A key element in the search for customer retention, for example, is to understand churn probabilities. Customer churn, otherwise known as customer attrition, is a measure of the propensity of existing customers to switch service providers based on many factors ranging from interpersonal persuasion to overall dissatisfaction. Churning behavior is a classification challenge, so making intelligent choices about which data represent the most typical indicators is essential to identify high-propensity populations.
This article exposes the value of Gigasheet, an online CSV Viewer, in examining the credit card industry through its ongoing struggle with churning behavior; this isn't the prosaic schtick or practice of indiscriminately opening and closing credit cards to earn quick bonuses and similar rewards, but the benchmarking of relevant customer behavior (without the need to employ complex algorithms) to predict customer turnover. Let's take a look.
First steps to Predicting Customer Churn
Loosely described, our dataset consists of over 10,000 credit card customers divided into multiple categories such as marital status, age, and salary.
A bit of exploratory data analysis can help us coalesce these features into a cohesive picture—the idea here is always to reduce the dimensionality of data without sacrificing helpful information.

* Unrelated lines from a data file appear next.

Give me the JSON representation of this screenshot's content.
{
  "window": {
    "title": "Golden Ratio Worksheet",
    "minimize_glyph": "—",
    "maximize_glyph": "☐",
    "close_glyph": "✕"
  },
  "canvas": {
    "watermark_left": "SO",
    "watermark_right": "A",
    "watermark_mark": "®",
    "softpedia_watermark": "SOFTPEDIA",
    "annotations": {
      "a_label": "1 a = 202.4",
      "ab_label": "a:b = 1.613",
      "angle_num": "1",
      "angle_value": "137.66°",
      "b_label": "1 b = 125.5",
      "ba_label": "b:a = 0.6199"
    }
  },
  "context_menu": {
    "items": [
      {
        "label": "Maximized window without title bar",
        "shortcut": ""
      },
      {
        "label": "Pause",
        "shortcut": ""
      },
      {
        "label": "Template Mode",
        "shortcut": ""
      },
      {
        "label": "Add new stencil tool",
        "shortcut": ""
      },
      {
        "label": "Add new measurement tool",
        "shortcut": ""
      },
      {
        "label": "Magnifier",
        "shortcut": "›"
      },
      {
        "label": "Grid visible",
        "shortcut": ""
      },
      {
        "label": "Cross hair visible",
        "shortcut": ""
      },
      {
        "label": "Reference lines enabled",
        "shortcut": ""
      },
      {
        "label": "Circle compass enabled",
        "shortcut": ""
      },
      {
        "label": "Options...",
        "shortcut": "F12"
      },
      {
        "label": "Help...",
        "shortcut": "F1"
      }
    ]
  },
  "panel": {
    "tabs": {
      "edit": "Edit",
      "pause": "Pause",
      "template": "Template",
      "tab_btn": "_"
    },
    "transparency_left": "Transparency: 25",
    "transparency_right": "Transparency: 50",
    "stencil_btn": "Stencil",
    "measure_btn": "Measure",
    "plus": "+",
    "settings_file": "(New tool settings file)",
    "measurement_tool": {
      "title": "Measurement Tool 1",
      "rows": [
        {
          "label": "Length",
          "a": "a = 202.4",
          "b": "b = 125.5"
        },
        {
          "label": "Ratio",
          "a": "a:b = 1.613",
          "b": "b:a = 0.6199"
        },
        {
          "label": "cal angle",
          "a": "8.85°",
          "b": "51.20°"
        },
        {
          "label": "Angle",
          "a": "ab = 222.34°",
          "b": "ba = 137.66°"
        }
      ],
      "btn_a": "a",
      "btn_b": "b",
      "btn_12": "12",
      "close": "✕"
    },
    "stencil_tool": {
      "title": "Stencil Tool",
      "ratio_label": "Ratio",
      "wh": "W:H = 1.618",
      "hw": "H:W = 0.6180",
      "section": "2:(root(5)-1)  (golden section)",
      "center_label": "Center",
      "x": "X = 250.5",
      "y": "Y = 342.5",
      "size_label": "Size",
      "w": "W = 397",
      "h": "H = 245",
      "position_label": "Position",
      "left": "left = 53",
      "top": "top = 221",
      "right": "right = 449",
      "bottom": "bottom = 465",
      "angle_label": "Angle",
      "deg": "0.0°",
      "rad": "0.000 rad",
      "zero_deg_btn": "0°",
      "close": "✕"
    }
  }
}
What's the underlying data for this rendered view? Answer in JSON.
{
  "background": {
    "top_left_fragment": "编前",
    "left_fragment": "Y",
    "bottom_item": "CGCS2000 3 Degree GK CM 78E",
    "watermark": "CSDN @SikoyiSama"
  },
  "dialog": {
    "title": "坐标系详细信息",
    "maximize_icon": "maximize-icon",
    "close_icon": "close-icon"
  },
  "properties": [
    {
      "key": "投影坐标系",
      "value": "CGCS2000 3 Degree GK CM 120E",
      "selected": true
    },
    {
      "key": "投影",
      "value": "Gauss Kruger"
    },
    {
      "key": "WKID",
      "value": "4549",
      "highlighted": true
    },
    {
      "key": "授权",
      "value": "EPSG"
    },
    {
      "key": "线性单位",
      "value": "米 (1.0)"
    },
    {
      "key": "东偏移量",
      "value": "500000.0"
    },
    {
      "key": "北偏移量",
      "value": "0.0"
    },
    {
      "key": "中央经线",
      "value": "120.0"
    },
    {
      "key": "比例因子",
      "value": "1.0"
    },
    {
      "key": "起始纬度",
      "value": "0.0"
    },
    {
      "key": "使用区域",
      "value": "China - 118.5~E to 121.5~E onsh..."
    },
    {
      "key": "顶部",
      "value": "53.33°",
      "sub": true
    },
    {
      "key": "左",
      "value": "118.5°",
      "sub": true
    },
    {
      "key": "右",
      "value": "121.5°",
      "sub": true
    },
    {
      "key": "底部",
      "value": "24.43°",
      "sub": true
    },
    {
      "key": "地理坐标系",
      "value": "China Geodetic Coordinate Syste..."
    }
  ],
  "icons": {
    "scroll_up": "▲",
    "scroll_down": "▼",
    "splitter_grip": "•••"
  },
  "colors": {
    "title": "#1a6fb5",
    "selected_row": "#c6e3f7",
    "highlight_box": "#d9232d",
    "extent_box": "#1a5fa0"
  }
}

With Gigasheet, grouping and graphing by specific variables (e.g., educational level) is as simple as using the Group feature, like so:
For any targeted retention program to work as intended, demographics such as these can help any marketing efforts steer clear of unnecessary tactics. If we know, for instance, that graduates comprise our most significant customer segment, these can now be prioritized for retaining purposes and similar claims.
Reviewing more data
As hinted, customer churn is a complex topic in that it implies the role of subtle customer-dependent facets, roughly categorized into voluntary vs. involuntary churn. The latter amounts to some form of canceled services (or subscriptions) upon unsuccessful payment, while voluntary churn entails a conscious decision based on unconventional yet more complex, measurable opportunities. Aspects such as better services or quality play a pivotal role in voluntary churn, whereas involuntary churn is typically more cut and dry.
Given the existing Attrition_Flag attribute, let's see if we can arrive at any additional conclusions or insights. We'll begin by using the Group feature once more to separate our data between "existing" vs. "attrited" (churned) customers:
Using the Attrition Rate formula for this period (1 year), we know that the churning rate amounts to roughly 16.07% (1627/10127 x 100). If we can’t tie this figure to any other transactional or behavioral factors, building any prediction will be difficult, if not entirely impossible. However, American credit card companies usually deal with churn rates anywhere from 20% to 25%, so a defection rate of 16% falls well below the average—already a valuable finding.
Let’s move on by associating average utilization ratios with customer status. Could there be a link between (frequent) credit card usage and customer churning? A simple data aggregation of the Avg_Utilization_Ratio column and a potential indicator emerges: Good-standing customers are almost twice as likely to engage in regular transactions than their attrited counterparts.
Equally foreboding descriptors point to married and single populations having the highest attrition rates, surpassing divorced and “Unknown” marital status customers 5 ½ times over. Using a pivot table, we can quickly identify these “risky” customers, giving departments like marketing ample room for decision-making: